Excerpts from an interface dataset
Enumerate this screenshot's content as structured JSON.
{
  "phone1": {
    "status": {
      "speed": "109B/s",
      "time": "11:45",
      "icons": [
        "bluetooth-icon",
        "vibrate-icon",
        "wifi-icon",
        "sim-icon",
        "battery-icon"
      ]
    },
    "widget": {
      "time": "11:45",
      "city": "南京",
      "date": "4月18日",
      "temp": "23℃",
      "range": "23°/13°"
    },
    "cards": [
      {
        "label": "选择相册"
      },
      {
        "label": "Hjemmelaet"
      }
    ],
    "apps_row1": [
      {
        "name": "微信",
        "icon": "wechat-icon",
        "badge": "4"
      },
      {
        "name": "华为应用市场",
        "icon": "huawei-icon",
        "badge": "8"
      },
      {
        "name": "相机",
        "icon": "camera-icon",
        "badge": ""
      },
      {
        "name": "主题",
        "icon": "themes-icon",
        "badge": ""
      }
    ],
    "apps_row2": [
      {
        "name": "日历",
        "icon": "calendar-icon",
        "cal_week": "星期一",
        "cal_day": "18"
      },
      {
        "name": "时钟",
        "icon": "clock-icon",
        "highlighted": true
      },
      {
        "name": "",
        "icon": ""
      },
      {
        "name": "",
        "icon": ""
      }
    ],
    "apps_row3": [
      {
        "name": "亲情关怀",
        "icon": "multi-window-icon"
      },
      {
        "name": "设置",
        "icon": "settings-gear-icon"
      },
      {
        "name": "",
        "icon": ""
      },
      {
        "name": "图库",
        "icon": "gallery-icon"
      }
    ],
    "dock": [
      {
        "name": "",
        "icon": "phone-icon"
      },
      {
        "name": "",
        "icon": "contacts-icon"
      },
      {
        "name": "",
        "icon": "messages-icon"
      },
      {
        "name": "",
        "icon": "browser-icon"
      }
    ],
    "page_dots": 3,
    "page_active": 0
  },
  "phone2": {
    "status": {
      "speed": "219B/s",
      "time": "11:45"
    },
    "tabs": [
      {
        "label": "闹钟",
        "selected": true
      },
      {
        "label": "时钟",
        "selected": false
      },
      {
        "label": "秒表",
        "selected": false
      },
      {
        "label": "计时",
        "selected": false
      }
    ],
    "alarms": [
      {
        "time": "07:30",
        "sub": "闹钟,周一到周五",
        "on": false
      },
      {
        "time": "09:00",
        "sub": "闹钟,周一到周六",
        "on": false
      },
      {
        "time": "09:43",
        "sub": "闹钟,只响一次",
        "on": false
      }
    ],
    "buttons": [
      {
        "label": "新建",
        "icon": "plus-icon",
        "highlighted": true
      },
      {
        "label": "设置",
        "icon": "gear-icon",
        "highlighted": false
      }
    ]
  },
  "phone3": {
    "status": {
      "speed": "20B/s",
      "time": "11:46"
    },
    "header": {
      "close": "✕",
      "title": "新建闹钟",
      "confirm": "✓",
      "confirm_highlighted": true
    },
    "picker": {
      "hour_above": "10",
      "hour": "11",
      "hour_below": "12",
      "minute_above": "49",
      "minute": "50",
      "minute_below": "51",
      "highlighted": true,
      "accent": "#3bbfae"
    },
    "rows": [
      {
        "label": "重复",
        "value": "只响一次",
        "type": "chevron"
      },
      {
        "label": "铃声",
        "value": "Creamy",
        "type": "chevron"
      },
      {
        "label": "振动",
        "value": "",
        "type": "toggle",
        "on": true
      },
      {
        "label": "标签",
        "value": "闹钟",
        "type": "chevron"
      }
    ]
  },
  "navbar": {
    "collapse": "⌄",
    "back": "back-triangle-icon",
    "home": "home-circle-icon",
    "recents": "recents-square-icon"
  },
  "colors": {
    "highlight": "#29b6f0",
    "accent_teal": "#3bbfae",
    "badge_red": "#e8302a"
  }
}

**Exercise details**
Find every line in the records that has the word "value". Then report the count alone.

**Output below**
4